“Capacity in the air freight network may take a number of years to return to pre-COVID levels, and it is anticipated that air freight prices won’t return to pre-pandemic rates in the foreseeable future.”
There is much at stake, according to Agriculture Minister Mark Furner, as the industry pushes to achieve $400 million in export earnings from fresh vegetables out of Queensland by 2025.
Rather than conducting trials in real-time in real-world conditions on the high seas, researchers are simulating supply chain operations in global sea channels a long way from the coast at Gatton and Nambour.
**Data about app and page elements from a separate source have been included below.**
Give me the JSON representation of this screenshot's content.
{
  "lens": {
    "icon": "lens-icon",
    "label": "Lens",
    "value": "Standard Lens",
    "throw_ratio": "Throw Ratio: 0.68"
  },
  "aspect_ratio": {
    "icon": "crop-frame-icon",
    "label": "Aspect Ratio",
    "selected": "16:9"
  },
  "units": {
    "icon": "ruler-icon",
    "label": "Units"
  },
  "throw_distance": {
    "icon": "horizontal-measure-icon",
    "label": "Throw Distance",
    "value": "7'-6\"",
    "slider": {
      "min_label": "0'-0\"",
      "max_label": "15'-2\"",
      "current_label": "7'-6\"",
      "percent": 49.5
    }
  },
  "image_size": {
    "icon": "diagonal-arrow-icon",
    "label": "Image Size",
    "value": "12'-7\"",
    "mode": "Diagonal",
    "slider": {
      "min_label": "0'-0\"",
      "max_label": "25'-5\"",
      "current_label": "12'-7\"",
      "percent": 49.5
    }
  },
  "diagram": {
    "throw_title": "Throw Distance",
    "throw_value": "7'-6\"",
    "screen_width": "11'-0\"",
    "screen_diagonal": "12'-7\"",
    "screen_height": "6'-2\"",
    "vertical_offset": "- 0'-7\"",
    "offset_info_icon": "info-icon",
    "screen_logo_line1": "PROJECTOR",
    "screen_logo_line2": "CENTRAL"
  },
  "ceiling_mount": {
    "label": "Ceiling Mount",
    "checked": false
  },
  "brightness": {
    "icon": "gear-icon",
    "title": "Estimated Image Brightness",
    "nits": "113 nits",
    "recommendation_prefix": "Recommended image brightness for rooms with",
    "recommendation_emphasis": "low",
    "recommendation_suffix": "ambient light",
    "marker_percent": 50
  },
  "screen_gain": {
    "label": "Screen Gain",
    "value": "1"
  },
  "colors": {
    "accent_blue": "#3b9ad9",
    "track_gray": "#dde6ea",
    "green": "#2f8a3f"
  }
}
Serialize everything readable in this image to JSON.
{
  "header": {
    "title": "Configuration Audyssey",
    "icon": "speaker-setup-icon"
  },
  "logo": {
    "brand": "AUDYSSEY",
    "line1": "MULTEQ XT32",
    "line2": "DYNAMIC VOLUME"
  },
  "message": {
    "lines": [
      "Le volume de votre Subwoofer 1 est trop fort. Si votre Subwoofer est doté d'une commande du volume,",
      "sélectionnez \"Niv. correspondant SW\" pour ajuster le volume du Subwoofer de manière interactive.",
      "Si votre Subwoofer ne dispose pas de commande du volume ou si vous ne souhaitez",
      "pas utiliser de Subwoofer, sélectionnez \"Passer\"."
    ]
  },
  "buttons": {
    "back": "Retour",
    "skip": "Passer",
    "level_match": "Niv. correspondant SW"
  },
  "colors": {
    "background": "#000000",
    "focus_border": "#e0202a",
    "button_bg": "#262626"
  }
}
With Ausveg and the Department of Agriculture and Fisheries as lead partners, the research project is aimed at providing vegetable exporters with additional insights into which export markets are technically viable by sea freight, while striving to underpin short and longer-term export growth for the industry.
DAF director of vegetables Ian Layden said researchers were working with leading Queensland producers of selected vegetable lines including broccoli, green beans, sweet corn and iceberg lettuce.
“We’re testing a range of temperatures and atmospheric conditions over time in our purpose-built postharvest facilities and a range of packaging options that will better suit sea freight conditions,” he said.
Layden said preliminary results from the studies were promising.
“The quality and shelf life of broccoli for shipment to Japan and Taiwan can be improved using modified atmosphere bags where ice does not directly contact the broccoli,” he said.
“We’ve demonstrated that sweet corn can be successfully exported by sea with the husk on which is preferred by Japanese customers and using controlled atmosphere containers to retain a fresh appearance.
“Selecting the right variety of iceberg lettuce is critical to maximising quality and shelf for the voyage to Asia, while robust varieties and packaging is important for mixed loads of sweet corn and green beans bound for New Zealand.”Jump to next article